I got my new Dell XPS 13 Ultrabook a couple of weeks ago with the Windows 8 OS pre-installed. One of the main reasons I got this laptop was because of Project Sputnik, Dell’s attempt to build an Ubuntu-based developer laptop by working with Canonical.
I was waiting for Project Sputnik to finish before putting Ubuntu on it. About 3 days ago Dell finally announced that the developer edition of the XPS 13 was ready. As soon as I found out I went ahead and replaced my Windows 8 install with Ubuntu.
Here are the steps I took to install Ubuntu 12.04 on the Dell XPS 13 L322X (this is the model with the 3rd generation Intel CPU ‘Ivy Bridge’):
1. Download the Ubuntu 12.04 Sputnik ISO.
2. Download and install the free Linux Live USB Creator software for Windows.
3. Insert a USB flash drive with at least 2GB of space on your computer, you will format this drive later so make sure you back up all important files it contains.
4. Open the Linux Live USB Creator software, select the USB drive, select the Sputnik ISO file, check the ‘Format the key…’ option, then click the lightning icon to start creating a bootable USB flash drive with the Ubuntu 12.04 files.
5. Insert the now bootable USB flash drive to your XPS 13 laptop.
6. Reboot your XPS 13, press F2 to take you to the BIOS setup. In the BIOS, go to Boot and make sureLoad Legacy Option Rom is set to Enabled. Also set the Boot List Option to Legacy. Save the settings and exit the BIOS.
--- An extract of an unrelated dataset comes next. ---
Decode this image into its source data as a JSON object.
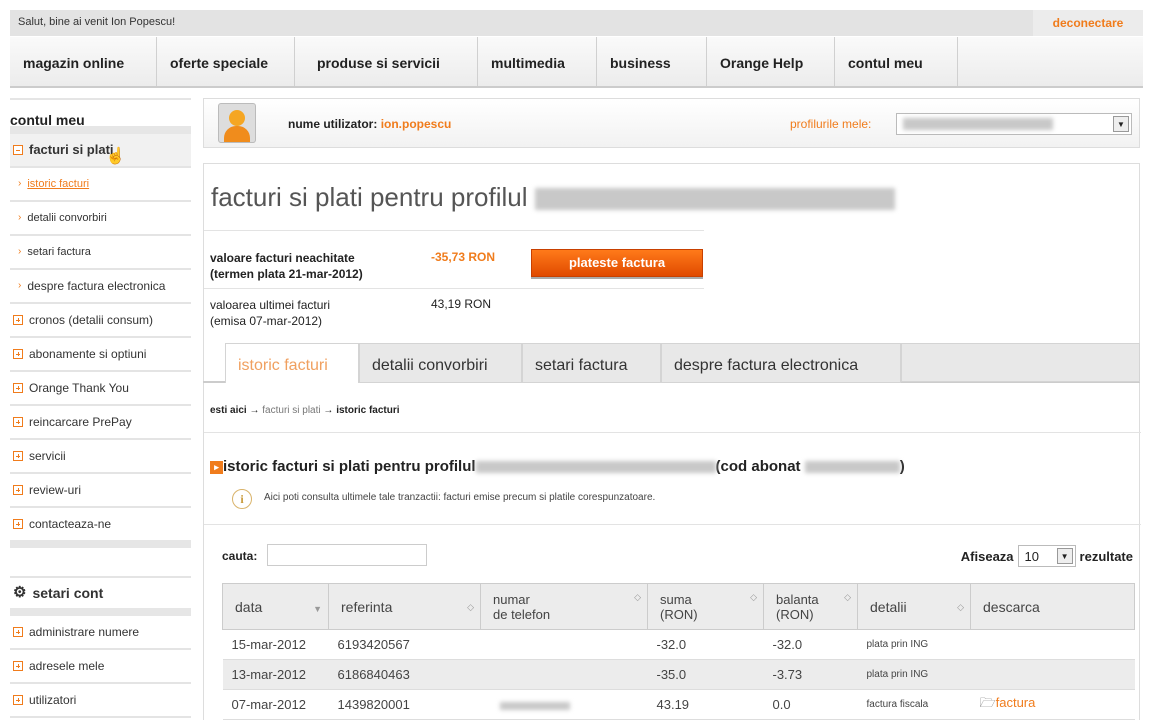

7. When the computer restarts it should now boot to Ubuntu. On the desktop you’ll see an icon that says‘Install Ubuntu.’ Double click that icon and installation will now start.
8. You’ll be prompted an option to select a partition to install the OS in or erase the contents of the drive completely. If you’re not sure whether you’ll be using Ubuntu exclusively, choose the second option and make sure not to delete the Recovery Partition.
If you’re like me and have no desire to go back to Windows, you can select to re-format the entire drive. This will give you more available space for your files as well as it will delete the Recovery Partition that Dell created.
9. Wait for the installation process to complete and answer any questions when prompted (such as username, computer, timezone, etc.).
I ran into one issue after I installed the OS: the BIOS couldn’t find the bootable partition on the hard drive. It was giving the message No Operation System Found (yes, it actually said ‘operation’ and not ‘operating’).
For the OS to boot I had to have the bootable USB flash drive inserted. To fix the boot issue, I just simply ran the Boot Repair Tool while in Ubuntu, rebooted, and it finally booted up with GRUB.
To install the Boot Repair app:
sudo add-apt-repository ppa:yannubuntu/boot-repair && sudo apt-get update sudo apt-get install -y boot-repair && boot-repair
When the Boot Repair app’s GUI loaded, I selected the first option (Recommended Repair) and that fixed the boot problem for me.
To make sure you have the latest drivers and fixes, add the Sputnik Kernel PPA to your system:
sudo add-apt-repository ppa:canonical-hwe-team/sputnik-kernel sudo apt-get update
So far I’m very happy with the switch. All the drivers seem to be working fine and I actually found the new Ubuntu GUI to be more user-friendly than Windows 8’s.